From the entries below, copy out all lines holding "text".

#####

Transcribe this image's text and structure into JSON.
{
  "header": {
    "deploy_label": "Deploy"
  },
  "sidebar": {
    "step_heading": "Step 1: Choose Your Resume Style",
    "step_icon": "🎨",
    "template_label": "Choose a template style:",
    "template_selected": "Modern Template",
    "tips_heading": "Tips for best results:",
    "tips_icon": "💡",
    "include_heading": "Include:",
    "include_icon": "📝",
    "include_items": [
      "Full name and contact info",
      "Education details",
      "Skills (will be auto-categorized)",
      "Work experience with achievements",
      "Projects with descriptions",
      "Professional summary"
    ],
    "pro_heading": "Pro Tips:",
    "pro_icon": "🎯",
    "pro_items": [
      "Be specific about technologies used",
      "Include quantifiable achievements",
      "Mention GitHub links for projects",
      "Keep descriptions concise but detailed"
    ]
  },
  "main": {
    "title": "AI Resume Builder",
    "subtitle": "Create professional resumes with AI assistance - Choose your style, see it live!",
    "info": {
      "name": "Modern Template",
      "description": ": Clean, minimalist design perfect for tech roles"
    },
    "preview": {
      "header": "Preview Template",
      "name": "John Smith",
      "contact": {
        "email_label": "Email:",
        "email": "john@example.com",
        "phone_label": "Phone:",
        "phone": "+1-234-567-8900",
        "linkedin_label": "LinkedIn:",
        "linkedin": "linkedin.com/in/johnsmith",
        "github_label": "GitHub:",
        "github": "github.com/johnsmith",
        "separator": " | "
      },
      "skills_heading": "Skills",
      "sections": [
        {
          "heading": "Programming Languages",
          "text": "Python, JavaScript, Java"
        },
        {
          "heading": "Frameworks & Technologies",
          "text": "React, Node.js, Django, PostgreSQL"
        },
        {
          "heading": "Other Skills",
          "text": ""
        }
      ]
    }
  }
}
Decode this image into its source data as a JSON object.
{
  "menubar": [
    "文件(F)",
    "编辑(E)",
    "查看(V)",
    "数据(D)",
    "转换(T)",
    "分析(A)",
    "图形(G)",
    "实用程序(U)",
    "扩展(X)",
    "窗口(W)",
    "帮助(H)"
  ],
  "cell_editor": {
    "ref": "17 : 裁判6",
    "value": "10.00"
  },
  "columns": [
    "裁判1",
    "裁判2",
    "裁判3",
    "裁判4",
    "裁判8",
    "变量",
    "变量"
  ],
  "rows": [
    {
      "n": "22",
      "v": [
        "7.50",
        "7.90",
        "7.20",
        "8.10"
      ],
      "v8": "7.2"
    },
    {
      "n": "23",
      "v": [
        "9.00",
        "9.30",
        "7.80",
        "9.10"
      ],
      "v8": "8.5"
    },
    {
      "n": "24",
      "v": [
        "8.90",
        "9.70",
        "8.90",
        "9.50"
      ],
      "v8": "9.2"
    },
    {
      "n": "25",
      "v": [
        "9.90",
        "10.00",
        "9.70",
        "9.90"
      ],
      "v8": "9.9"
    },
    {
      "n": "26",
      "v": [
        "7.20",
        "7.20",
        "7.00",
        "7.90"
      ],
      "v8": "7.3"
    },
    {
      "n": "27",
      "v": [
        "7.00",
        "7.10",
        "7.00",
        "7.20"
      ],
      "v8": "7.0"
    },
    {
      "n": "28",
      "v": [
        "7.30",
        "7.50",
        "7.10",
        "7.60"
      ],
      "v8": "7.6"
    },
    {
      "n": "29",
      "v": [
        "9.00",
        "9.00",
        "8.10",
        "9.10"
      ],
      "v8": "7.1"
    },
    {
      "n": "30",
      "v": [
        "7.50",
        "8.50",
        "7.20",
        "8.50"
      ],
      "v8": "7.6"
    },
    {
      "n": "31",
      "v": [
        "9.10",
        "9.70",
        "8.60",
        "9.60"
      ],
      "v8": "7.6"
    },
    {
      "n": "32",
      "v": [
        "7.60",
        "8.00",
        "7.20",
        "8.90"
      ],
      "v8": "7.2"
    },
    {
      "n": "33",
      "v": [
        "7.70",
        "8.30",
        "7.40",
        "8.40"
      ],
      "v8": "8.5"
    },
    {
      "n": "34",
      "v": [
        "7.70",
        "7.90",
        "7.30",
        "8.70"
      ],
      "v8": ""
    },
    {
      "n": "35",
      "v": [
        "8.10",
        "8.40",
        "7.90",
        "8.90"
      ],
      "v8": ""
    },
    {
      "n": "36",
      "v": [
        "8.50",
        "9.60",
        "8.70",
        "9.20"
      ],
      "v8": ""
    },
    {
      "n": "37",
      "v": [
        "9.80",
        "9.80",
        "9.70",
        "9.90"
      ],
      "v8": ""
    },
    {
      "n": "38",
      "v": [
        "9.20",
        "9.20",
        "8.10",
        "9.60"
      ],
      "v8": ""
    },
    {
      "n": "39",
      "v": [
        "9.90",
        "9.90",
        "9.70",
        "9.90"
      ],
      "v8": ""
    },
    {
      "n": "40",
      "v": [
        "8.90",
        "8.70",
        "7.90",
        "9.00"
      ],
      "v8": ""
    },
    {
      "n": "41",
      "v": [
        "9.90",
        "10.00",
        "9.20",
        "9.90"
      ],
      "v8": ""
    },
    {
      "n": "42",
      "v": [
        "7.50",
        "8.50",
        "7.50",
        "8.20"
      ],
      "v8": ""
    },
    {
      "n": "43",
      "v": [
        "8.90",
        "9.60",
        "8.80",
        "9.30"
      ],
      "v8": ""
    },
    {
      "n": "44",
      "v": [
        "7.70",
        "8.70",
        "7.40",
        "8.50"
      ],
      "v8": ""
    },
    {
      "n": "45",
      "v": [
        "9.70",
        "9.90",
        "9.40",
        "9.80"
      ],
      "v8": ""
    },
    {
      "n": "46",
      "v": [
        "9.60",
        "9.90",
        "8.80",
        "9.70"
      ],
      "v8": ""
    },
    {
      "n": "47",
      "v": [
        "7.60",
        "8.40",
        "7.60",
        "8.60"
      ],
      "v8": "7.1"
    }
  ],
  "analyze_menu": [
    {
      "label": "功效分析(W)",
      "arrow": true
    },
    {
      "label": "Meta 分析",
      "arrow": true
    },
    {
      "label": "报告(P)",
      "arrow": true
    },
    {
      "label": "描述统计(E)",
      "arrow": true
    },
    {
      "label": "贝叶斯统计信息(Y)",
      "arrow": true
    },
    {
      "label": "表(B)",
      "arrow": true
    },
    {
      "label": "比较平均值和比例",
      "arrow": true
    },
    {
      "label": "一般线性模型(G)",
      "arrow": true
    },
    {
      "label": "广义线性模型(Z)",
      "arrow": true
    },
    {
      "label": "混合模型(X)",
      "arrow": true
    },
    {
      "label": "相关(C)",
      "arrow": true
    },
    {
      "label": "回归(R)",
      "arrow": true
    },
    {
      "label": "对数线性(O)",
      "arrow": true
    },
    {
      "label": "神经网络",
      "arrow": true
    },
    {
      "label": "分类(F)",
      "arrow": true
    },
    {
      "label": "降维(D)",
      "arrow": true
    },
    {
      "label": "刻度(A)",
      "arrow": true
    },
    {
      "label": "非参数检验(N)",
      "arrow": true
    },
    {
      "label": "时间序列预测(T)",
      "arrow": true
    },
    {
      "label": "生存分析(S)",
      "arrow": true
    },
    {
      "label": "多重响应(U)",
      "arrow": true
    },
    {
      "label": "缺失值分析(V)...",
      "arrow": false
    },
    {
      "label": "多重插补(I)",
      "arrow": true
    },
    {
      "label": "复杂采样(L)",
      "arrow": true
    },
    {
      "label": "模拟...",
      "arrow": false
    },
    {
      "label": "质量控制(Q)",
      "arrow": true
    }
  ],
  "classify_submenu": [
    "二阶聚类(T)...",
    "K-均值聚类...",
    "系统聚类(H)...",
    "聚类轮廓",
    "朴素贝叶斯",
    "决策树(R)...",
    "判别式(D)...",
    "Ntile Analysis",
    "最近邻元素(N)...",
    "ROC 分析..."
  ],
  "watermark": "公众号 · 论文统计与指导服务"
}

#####

▸ REPLY TO THE EXERCISE
Transcribe this image's text and structure into JSON.
          "text": "Python, JavaScript, Java"
          "text": "React, Node.js, Django, PostgreSQL"
          "text": ""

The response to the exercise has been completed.